TRY IT –
From the first line to the last, repeat the data exactly and drop the pictures.

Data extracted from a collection
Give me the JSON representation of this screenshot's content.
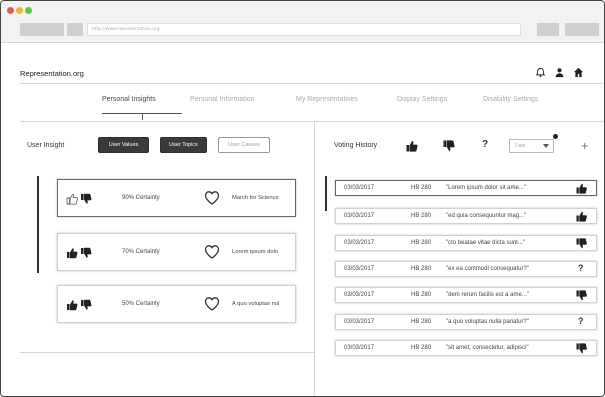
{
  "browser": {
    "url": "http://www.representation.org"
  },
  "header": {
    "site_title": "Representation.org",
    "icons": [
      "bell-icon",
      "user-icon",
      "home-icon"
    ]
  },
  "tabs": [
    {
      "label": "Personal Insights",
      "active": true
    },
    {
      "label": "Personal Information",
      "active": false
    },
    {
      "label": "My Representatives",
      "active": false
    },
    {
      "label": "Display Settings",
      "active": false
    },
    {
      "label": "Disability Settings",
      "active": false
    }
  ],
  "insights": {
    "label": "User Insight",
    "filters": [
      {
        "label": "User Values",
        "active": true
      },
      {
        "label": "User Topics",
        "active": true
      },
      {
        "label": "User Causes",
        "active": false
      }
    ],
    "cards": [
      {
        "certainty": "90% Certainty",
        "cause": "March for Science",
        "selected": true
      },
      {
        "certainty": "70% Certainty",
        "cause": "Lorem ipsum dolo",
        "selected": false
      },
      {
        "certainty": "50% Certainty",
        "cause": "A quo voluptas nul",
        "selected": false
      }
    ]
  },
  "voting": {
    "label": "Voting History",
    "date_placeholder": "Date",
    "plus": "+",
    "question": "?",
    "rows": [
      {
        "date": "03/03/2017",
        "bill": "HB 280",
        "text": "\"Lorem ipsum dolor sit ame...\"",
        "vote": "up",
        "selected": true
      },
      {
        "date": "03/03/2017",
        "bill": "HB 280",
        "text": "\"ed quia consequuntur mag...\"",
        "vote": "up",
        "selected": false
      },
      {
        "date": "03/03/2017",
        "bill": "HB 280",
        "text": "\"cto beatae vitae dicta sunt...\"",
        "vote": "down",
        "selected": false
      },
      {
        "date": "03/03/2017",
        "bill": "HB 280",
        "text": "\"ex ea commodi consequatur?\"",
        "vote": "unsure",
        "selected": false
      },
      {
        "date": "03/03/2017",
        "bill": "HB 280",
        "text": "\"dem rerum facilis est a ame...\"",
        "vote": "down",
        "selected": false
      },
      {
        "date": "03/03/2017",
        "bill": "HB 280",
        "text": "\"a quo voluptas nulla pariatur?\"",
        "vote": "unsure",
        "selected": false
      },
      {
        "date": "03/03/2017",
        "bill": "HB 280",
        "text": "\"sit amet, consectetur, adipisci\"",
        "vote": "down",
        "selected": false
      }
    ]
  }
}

REPLY TO THE TASK –
Give me the JSON representation of this screenshot's content.
{
  "browser": {
    "url": "http://www.representation.org"
  },
  "header": {
    "site_title": "Representation.org",
    "icons": [
      "bell-icon",
      "user-icon",
      "home-icon"
    ]
  },
  "tabs": [
    {
      "label": "Personal Insights",
      "active": true
    },
    {
      "label": "Personal Information",
      "active": false
    },
    {
      "label": "My Representatives",
      "active": false
    },
    {
      "label": "Display Settings",
      "active": false
    },
    {
      "label": "Disability Settings",
      "active": false
    }
  ],
  "insights": {
    "label": "User Insight",
    "filters": [
      {
        "label": "User Values",
        "active": true
      },
      {
        "label": "User Topics",
        "active": true
      },
      {
        "label": "User Causes",
        "active": false
      }
    ],
    "cards": [
      {
        "certainty": "90% Certainty",
        "cause": "March for Science",
        "selected": true
      },
      {
        "certainty": "70% Certainty",
        "cause": "Lorem ipsum dolo",
        "selected": false
      },
      {
        "certainty": "50% Certainty",
        "cause": "A quo voluptas nul",
        "selected": false
      }
    ]
  },
  "voting": {
    "label": "Voting History",
    "date_placeholder": "Date",
    "plus": "+",
    "question": "?",
    "rows": [
      {
        "date": "03/03/2017",
        "bill": "HB 280",
        "text": "\"Lorem ipsum dolor sit ame...\"",
        "vote": "up",
        "selected": true
      },
      {
        "date": "03/03/2017",
        "bill": "HB 280",
        "text": "\"ed quia consequuntur mag...\"",
        "vote": "up",
        "selected": false
      },
      {
        "date": "03/03/2017",
        "bill": "HB 280",
        "text": "\"cto beatae vitae dicta sunt...\"",
        "vote": "down",
        "selected": false
      },
      {
        "date": "03/03/2017",
        "bill": "HB 280",
        "text": "\"ex ea commodi consequatur?\"",
        "vote": "unsure",
        "selected": false
      },
      {
        "date": "03/03/2017",
        "bill": "HB 280",
        "text": "\"dem rerum facilis est a ame...\"",
        "vote": "down",
        "selected": false
      },
      {
        "date": "03/03/2017",
        "bill": "HB 280",
        "text": "\"a quo voluptas nulla pariatur?\"",
        "vote": "unsure",
        "selected": false
      },
      {
        "date": "03/03/2017",
        "bill": "HB 280",
        "text": "\"sit amet, consectetur, adipisci\"",
        "vote": "down",
        "selected": false
      }
    ]
  }
}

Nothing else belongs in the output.